All the data must be output exactly as given.

[Data — start]

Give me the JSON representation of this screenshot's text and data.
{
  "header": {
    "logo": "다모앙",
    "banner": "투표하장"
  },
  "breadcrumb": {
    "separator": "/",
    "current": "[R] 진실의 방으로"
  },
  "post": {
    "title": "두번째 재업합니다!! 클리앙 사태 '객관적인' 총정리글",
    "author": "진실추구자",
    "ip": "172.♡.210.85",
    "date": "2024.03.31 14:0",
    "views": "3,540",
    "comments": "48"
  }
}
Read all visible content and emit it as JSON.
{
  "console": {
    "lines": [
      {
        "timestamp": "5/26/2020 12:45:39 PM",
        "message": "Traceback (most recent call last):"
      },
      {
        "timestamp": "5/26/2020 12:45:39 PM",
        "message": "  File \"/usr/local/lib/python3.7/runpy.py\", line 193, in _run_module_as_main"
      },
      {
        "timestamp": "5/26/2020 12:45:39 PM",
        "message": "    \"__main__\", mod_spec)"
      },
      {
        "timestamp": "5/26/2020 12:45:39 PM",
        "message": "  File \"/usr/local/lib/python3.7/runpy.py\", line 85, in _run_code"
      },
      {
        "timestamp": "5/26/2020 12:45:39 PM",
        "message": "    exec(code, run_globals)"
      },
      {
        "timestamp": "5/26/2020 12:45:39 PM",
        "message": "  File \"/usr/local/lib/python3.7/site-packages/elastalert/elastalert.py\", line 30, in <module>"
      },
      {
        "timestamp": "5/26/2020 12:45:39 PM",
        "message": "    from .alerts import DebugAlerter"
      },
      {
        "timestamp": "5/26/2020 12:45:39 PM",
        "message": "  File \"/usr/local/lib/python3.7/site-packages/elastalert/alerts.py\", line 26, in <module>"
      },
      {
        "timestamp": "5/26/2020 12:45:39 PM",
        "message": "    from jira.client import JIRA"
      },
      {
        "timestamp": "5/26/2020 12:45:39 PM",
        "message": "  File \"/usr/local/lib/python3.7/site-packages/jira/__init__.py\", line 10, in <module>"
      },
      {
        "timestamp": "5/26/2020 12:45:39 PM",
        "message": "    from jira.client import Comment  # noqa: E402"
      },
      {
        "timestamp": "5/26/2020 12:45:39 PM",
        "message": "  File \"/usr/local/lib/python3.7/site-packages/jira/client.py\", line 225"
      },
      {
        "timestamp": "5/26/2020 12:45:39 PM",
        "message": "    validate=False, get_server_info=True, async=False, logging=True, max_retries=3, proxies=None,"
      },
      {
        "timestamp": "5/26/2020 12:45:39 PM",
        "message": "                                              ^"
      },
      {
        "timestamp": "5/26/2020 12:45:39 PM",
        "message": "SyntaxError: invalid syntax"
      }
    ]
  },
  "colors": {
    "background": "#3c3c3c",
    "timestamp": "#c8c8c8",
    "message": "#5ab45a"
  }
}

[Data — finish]

_Result of this task_.
Give me the JSON representation of this screenshot's text and data.
{
  "header": {
    "logo": "다모앙",
    "banner": "투표하장"
  },
  "breadcrumb": {
    "separator": "/",
    "current": "[R] 진실의 방으로"
  },
  "post": {
    "title": "두번째 재업합니다!! 클리앙 사태 '객관적인' 총정리글",
    "author": "진실추구자",
    "ip": "172.♡.210.85",
    "date": "2024.03.31 14:0",
    "views": "3,540",
    "comments": "48"
  }
}
Read all visible content and emit it as JSON.
{
  "console": {
    "lines": [
      {
        "timestamp": "5/26/2020 12:45:39 PM",
        "message": "Traceback (most recent call last):"
      },
      {
        "timestamp": "5/26/2020 12:45:39 PM",
        "message": "  File \"/usr/local/lib/python3.7/runpy.py\", line 193, in _run_module_as_main"
      },
      {
        "timestamp": "5/26/2020 12:45:39 PM",
        "message": "    \"__main__\", mod_spec)"
      },
      {
        "timestamp": "5/26/2020 12:45:39 PM",
        "message": "  File \"/usr/local/lib/python3.7/runpy.py\", line 85, in _run_code"
      },
      {
        "timestamp": "5/26/2020 12:45:39 PM",
        "message": "    exec(code, run_globals)"
      },
      {
        "timestamp": "5/26/2020 12:45:39 PM",
        "message": "  File \"/usr/local/lib/python3.7/site-packages/elastalert/elastalert.py\", line 30, in <module>"
      },
      {
        "timestamp": "5/26/2020 12:45:39 PM",
        "message": "    from .alerts import DebugAlerter"
      },
      {
        "timestamp": "5/26/2020 12:45:39 PM",
        "message": "  File \"/usr/local/lib/python3.7/site-packages/elastalert/alerts.py\", line 26, in <module>"
      },
      {
        "timestamp": "5/26/2020 12:45:39 PM",
        "message": "    from jira.client import JIRA"
      },
      {
        "timestamp": "5/26/2020 12:45:39 PM",
        "message": "  File \"/usr/local/lib/python3.7/site-packages/jira/__init__.py\", line 10, in <module>"
      },
      {
        "timestamp": "5/26/2020 12:45:39 PM",
        "message": "    from jira.client import Comment  # noqa: E402"
      },
      {
        "timestamp": "5/26/2020 12:45:39 PM",
        "message": "  File \"/usr/local/lib/python3.7/site-packages/jira/client.py\", line 225"
      },
      {
        "timestamp": "5/26/2020 12:45:39 PM",
        "message": "    validate=False, get_server_info=True, async=False, logging=True, max_retries=3, proxies=None,"
      },
      {
        "timestamp": "5/26/2020 12:45:39 PM",
        "message": "                                              ^"
      },
      {
        "timestamp": "5/26/2020 12:45:39 PM",
        "message": "SyntaxError: invalid syntax"
      }
    ]
  },
  "colors": {
    "background": "#3c3c3c",
    "timestamp": "#c8c8c8",
    "message": "#5ab45a"
  }
}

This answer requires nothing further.